Every line holding "true" should be copied from the records below.
*****
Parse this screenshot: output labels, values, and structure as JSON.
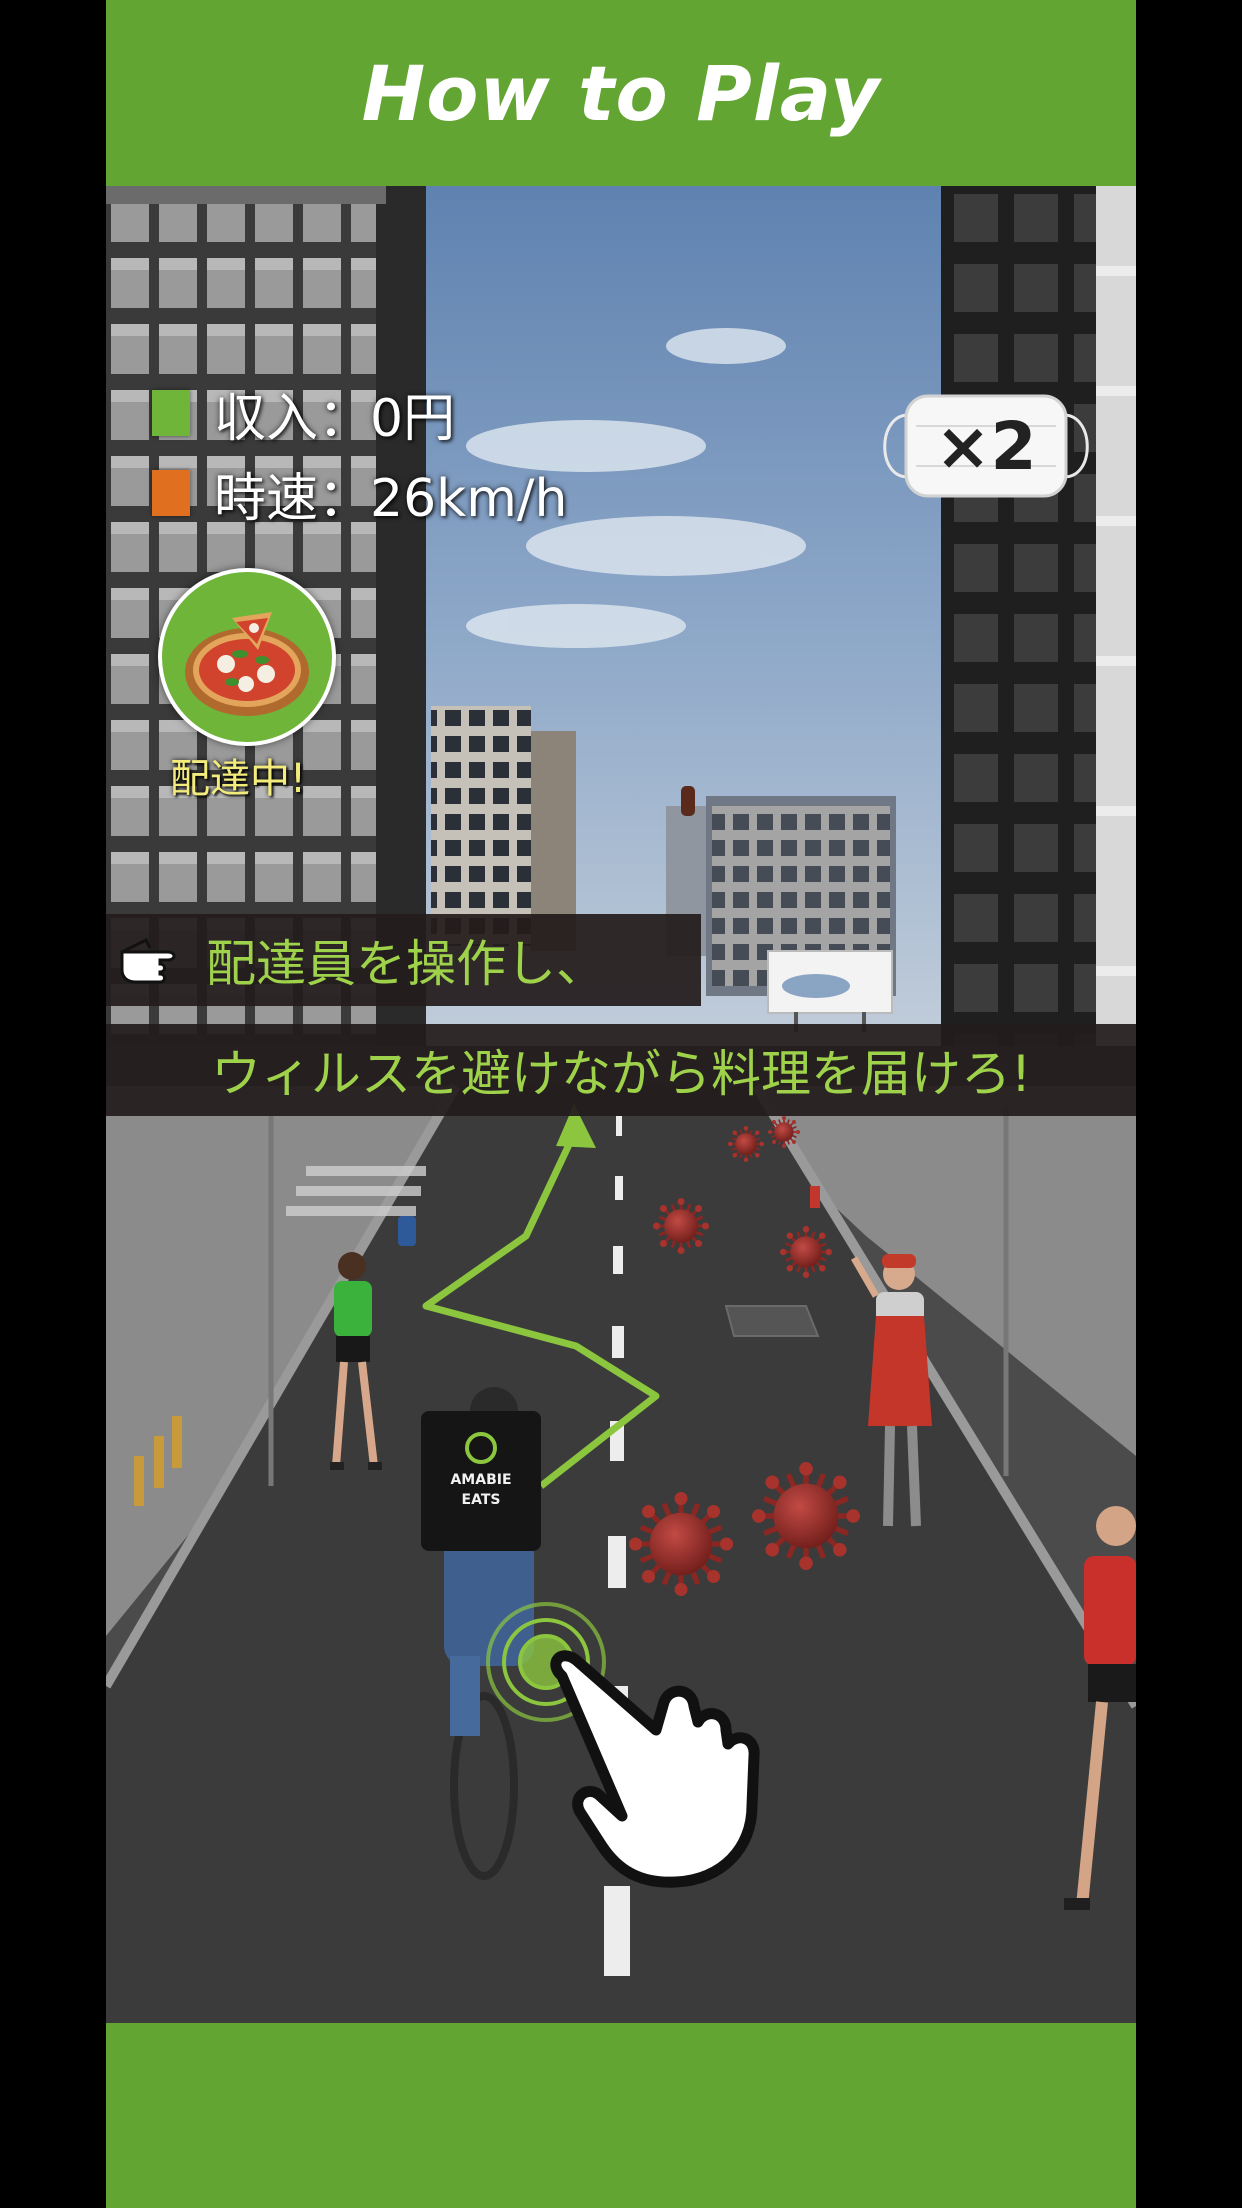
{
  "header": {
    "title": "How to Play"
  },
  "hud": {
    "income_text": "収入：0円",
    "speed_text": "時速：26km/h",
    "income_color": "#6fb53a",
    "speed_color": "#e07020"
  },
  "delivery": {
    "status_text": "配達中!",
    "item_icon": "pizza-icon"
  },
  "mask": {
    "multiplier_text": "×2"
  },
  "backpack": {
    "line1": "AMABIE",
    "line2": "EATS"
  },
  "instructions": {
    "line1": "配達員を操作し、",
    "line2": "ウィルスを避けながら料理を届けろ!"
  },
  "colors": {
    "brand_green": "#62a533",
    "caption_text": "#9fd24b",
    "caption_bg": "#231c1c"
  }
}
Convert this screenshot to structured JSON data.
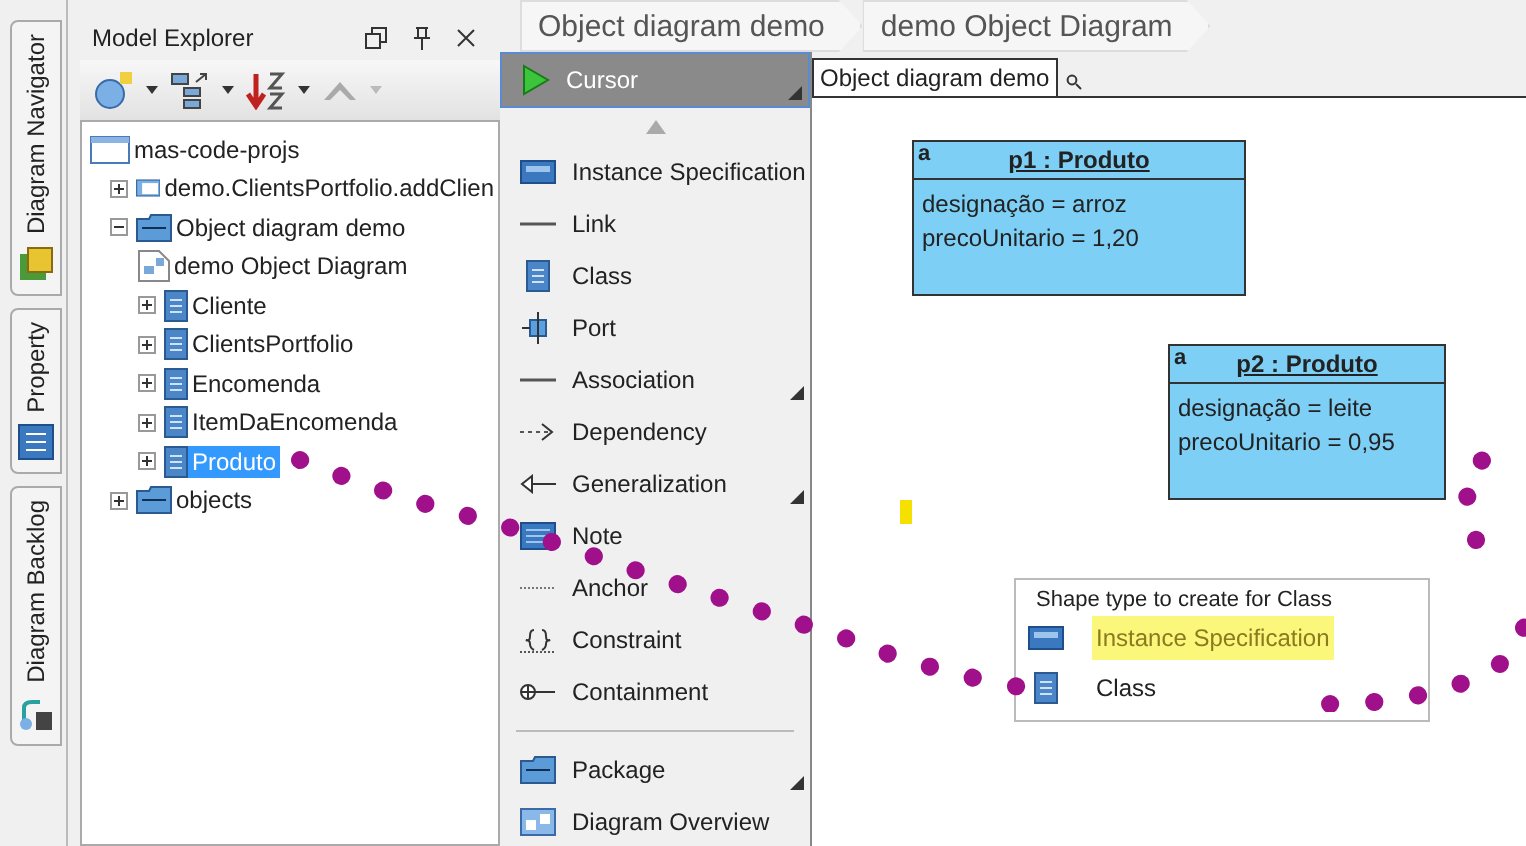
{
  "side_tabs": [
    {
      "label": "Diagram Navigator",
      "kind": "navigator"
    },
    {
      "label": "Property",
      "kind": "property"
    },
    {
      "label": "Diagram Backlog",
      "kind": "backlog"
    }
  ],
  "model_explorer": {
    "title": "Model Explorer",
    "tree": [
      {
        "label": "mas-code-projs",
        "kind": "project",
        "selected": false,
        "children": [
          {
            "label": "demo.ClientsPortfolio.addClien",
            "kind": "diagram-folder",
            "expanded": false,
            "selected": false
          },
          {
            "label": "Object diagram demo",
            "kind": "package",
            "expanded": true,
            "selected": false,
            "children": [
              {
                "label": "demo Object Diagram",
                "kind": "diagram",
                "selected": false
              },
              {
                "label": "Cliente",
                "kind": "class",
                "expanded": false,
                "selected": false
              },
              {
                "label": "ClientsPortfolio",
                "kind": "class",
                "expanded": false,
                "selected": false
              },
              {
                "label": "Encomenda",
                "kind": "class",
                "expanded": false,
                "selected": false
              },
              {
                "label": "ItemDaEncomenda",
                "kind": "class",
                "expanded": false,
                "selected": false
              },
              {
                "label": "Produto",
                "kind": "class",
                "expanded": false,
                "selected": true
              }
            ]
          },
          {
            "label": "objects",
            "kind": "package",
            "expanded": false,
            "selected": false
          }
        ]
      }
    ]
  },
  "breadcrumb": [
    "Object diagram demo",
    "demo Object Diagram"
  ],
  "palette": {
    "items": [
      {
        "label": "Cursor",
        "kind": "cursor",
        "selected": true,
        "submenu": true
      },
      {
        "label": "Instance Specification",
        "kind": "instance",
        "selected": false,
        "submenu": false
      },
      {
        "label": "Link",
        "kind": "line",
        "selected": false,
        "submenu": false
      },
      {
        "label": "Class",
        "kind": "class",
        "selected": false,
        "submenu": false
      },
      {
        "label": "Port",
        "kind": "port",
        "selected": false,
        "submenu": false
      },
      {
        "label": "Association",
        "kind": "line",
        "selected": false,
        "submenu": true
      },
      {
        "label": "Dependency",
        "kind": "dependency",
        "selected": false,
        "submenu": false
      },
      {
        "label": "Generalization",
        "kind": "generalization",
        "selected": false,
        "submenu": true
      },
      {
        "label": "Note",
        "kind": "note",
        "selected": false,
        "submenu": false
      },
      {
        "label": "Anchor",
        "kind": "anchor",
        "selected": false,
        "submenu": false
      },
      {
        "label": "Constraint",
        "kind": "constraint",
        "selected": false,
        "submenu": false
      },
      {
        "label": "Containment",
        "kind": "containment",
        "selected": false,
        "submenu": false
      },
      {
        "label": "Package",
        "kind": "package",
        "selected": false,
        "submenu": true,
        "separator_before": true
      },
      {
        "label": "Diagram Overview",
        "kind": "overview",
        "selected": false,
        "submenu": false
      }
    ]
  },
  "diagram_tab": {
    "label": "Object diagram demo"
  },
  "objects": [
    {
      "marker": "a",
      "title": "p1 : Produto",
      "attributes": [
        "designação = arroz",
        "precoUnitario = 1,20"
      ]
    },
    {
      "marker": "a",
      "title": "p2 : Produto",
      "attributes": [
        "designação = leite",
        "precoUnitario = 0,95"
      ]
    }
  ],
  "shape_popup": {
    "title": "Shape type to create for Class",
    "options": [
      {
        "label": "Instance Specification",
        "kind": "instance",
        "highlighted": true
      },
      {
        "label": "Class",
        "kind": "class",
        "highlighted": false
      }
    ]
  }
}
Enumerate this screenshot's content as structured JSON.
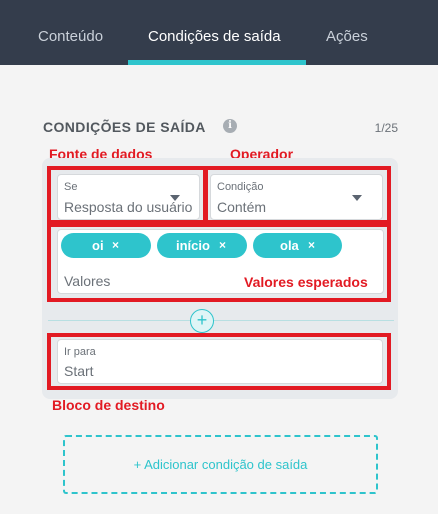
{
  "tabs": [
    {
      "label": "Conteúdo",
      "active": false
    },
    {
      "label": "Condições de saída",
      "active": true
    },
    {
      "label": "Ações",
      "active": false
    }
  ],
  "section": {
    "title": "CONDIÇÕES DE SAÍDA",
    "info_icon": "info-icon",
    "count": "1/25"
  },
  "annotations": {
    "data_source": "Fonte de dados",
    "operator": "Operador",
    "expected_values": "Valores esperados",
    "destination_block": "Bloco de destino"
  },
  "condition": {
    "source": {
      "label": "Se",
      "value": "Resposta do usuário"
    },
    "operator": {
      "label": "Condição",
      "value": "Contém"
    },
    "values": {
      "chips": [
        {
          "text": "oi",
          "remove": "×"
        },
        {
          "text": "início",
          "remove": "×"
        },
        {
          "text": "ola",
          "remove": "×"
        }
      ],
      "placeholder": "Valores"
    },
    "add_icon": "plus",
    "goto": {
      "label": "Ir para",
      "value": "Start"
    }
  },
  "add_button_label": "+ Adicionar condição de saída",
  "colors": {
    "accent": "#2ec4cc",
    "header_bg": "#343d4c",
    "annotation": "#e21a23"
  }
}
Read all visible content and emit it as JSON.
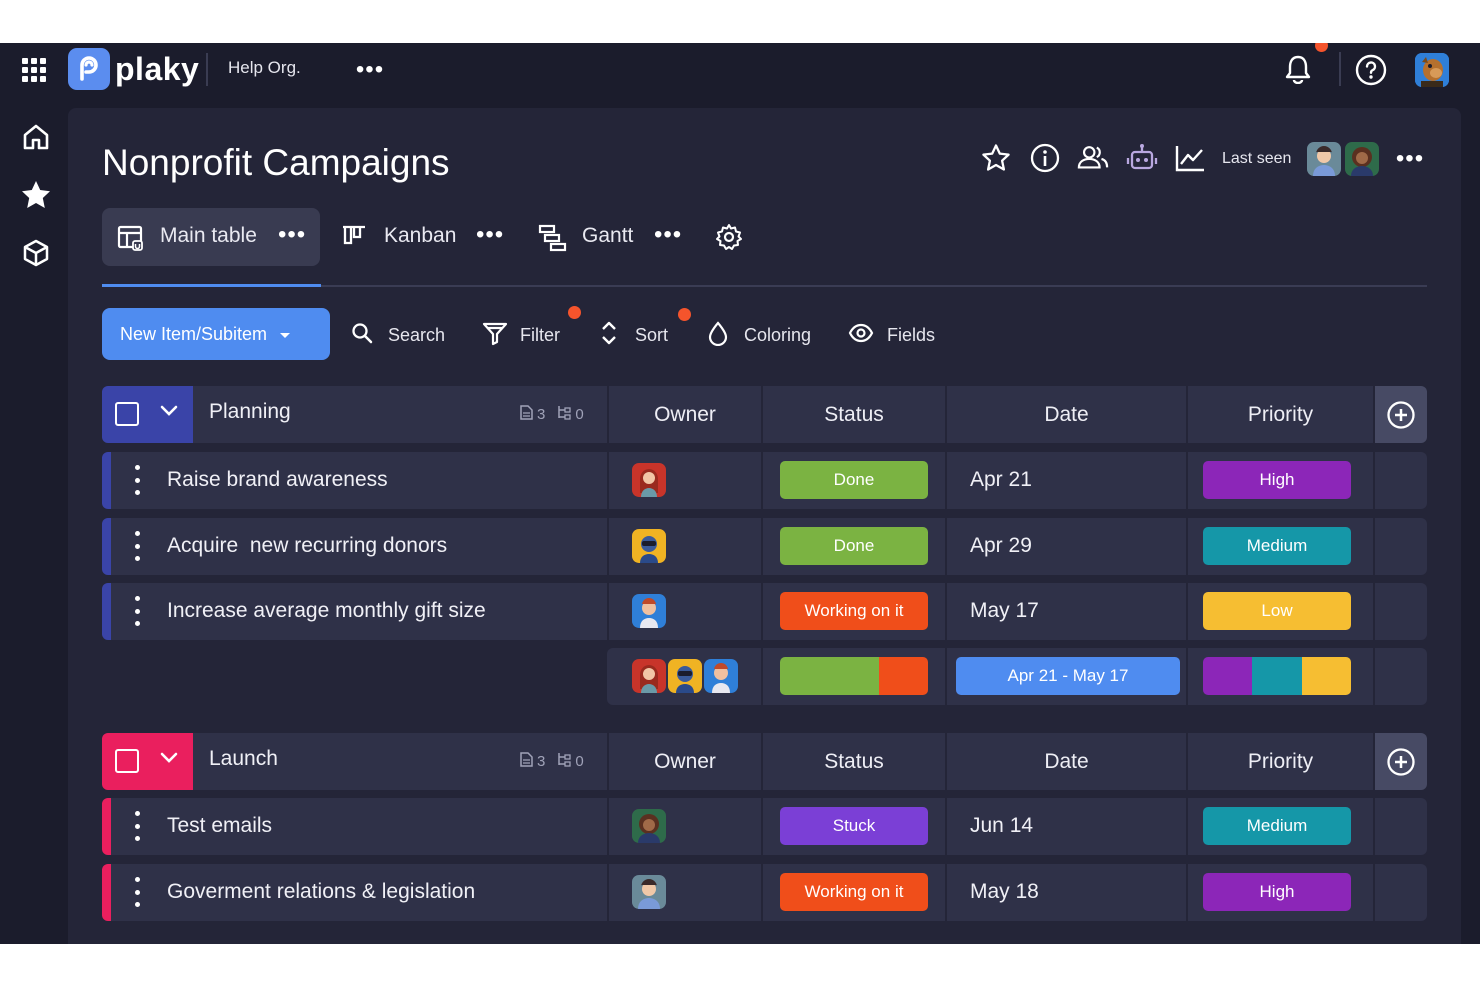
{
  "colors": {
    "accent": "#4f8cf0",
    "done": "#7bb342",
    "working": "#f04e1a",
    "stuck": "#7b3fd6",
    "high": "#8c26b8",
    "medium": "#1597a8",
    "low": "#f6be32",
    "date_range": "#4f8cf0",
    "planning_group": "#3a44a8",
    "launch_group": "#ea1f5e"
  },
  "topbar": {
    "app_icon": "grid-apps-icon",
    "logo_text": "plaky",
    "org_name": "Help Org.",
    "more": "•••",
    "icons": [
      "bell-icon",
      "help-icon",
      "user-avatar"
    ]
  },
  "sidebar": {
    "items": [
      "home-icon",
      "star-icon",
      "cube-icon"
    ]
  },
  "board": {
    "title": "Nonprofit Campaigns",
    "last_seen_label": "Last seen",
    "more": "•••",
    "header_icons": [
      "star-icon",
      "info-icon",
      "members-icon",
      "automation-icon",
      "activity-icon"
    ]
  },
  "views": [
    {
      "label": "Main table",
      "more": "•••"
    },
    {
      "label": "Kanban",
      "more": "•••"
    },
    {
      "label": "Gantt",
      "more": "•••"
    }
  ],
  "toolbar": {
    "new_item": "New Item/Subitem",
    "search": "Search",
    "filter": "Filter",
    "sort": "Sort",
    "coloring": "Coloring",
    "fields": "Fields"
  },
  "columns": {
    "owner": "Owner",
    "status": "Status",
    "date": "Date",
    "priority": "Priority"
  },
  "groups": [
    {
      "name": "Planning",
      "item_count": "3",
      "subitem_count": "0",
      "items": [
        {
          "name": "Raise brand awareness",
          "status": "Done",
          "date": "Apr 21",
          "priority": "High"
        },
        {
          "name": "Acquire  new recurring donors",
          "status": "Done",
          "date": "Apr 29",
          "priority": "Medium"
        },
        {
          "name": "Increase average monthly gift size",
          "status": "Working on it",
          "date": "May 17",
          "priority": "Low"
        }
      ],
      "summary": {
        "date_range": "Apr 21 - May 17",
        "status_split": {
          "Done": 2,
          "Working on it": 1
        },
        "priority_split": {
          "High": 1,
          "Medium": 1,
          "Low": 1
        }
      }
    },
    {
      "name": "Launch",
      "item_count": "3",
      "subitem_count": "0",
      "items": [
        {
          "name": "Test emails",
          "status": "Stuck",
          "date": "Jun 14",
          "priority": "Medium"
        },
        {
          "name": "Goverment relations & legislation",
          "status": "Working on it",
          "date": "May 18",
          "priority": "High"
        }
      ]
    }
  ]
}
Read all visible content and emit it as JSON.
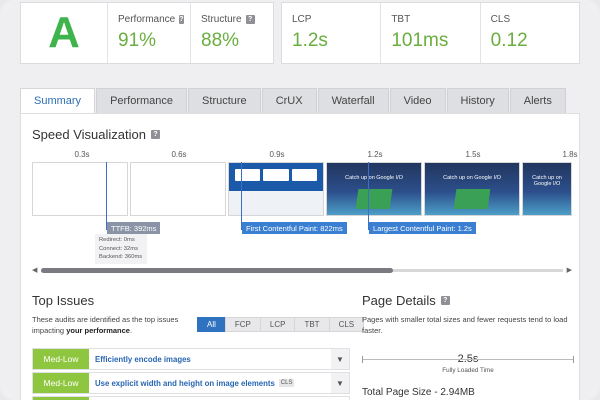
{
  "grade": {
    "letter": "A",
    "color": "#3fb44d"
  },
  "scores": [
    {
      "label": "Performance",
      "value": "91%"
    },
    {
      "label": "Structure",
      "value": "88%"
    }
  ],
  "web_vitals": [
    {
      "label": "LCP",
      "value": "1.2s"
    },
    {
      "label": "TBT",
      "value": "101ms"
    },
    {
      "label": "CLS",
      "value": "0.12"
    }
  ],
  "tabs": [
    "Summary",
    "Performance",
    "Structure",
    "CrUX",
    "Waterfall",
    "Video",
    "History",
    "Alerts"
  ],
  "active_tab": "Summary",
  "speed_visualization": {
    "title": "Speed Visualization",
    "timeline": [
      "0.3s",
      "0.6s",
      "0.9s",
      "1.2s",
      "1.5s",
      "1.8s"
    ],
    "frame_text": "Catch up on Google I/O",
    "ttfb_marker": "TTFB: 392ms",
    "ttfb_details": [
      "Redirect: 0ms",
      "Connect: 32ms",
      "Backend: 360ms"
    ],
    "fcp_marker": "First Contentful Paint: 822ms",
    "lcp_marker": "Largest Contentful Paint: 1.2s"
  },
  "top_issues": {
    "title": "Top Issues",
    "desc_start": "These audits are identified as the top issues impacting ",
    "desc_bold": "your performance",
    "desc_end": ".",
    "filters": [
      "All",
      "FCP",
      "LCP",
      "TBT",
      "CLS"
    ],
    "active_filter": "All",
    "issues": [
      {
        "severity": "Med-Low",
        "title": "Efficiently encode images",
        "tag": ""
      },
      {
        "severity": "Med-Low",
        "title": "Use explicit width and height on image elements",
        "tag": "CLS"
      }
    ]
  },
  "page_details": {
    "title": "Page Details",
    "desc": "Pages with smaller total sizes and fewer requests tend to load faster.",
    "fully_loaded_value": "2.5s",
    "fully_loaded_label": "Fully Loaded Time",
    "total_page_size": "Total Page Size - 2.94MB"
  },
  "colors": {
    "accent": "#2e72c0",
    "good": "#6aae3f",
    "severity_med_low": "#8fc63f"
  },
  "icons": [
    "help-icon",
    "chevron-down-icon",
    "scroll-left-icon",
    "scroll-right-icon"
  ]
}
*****
▸ Expected output
            "expanded": true,
                "selected": true
        "selected": true,
        "submenu": true
        "submenu": true
        "submenu": true
        "submenu": true,
        "separator_before": true
        "highlighted": true
      "active": true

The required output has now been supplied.